Read the records below and copy each line that contains "data".
Given records: Begin
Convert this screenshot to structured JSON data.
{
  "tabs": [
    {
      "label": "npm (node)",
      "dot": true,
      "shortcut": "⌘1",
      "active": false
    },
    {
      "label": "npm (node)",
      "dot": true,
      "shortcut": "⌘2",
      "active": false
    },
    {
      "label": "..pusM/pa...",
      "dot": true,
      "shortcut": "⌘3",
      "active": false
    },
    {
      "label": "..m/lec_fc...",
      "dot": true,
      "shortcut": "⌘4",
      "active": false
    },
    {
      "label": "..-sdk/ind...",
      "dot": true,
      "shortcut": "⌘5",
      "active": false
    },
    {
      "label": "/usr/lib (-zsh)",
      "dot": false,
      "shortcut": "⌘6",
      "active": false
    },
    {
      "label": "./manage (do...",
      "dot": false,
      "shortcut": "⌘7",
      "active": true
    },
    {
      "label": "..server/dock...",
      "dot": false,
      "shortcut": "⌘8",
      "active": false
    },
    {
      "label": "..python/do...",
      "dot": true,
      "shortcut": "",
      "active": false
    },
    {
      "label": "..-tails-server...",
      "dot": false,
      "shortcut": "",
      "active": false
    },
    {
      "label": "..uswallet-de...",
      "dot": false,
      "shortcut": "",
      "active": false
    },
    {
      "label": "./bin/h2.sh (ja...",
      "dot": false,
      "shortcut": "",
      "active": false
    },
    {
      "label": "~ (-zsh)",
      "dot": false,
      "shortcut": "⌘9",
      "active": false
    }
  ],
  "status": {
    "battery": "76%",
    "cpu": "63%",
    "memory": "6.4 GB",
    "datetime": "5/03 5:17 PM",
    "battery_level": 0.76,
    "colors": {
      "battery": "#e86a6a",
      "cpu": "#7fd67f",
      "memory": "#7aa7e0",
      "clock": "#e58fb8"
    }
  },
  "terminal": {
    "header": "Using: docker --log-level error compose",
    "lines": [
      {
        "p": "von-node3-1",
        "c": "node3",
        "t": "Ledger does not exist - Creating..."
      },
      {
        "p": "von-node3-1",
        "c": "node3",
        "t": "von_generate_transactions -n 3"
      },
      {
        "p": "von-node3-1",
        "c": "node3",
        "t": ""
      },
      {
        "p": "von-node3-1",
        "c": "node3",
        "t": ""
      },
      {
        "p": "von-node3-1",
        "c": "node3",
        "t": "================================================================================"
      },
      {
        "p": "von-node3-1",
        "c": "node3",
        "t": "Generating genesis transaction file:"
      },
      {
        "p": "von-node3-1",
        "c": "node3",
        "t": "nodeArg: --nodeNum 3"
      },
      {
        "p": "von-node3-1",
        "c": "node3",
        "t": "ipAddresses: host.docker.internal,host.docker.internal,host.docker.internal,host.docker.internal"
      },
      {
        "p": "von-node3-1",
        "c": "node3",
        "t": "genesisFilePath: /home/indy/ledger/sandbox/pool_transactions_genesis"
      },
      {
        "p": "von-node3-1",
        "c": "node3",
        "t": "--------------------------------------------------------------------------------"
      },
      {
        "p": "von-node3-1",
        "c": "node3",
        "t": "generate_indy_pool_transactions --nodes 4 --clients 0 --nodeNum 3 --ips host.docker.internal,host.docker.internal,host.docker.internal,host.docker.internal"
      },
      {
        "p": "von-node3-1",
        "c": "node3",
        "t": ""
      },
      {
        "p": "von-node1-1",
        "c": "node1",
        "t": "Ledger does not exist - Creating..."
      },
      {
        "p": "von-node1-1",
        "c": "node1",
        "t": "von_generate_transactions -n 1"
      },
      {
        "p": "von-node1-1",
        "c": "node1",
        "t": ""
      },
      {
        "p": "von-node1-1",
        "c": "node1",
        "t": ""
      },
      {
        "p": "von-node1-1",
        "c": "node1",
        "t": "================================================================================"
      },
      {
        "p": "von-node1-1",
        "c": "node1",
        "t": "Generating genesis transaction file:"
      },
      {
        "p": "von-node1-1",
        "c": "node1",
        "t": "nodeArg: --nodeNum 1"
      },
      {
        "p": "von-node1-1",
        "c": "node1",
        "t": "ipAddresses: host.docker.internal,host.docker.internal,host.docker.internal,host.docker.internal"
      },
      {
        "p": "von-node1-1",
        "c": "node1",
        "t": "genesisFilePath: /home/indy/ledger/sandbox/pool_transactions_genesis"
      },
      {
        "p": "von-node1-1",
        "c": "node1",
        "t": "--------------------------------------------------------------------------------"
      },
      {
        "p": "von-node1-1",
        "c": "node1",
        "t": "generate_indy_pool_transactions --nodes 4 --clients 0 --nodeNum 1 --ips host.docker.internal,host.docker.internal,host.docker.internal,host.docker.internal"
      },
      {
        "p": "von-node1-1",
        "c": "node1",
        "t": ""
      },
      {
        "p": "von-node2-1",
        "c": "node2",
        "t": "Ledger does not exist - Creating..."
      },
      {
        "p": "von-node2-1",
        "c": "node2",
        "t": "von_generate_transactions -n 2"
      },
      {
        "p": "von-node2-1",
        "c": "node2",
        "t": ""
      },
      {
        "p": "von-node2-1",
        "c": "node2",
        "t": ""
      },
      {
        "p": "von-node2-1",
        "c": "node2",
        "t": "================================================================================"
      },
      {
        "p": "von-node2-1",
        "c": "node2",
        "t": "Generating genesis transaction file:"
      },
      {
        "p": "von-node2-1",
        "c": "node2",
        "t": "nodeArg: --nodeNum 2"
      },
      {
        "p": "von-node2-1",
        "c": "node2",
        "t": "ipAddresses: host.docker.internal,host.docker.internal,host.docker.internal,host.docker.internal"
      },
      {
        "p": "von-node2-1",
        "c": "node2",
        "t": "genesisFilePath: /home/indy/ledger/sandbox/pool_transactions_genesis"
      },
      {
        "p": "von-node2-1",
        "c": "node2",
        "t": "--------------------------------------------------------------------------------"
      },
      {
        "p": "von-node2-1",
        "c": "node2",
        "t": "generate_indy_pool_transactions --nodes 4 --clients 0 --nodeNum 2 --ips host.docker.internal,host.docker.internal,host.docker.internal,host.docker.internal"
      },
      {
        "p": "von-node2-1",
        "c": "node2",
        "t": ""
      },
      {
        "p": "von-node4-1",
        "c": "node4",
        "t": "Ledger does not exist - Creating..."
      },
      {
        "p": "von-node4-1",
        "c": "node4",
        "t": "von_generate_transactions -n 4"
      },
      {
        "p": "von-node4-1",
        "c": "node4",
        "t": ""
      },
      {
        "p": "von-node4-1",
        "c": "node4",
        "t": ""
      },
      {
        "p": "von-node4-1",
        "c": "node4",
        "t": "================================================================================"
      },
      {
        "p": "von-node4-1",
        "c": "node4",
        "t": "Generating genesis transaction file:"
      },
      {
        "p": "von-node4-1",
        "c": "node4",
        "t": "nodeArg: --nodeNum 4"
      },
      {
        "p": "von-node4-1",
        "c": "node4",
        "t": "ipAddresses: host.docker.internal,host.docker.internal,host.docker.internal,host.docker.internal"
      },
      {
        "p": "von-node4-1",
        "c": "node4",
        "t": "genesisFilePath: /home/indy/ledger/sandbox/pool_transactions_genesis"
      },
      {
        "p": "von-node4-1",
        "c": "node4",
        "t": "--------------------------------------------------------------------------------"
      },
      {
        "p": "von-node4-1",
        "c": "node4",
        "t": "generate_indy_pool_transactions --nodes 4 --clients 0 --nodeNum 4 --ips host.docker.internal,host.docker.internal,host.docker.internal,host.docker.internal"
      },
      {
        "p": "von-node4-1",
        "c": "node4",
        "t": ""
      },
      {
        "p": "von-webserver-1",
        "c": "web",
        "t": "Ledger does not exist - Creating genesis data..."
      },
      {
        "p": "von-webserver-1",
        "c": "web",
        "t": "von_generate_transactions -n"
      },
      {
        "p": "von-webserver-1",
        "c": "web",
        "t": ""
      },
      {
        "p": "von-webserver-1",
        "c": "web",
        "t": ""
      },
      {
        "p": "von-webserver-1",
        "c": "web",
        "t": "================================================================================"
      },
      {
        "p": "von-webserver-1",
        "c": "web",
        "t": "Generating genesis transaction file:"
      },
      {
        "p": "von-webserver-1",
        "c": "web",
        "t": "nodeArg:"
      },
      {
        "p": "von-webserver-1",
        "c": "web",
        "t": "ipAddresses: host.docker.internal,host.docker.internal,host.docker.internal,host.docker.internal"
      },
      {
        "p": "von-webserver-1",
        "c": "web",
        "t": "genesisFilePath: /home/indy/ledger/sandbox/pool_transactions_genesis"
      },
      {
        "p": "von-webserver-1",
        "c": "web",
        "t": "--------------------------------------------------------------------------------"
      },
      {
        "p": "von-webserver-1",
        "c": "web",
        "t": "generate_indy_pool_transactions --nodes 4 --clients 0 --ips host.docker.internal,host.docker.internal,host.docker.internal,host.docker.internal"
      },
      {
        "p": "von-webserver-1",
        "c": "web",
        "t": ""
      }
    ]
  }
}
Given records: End
Exercise response:
Convert this screenshot to structured JSON data.
        "t": "Ledger does not exist - Creating genesis data..."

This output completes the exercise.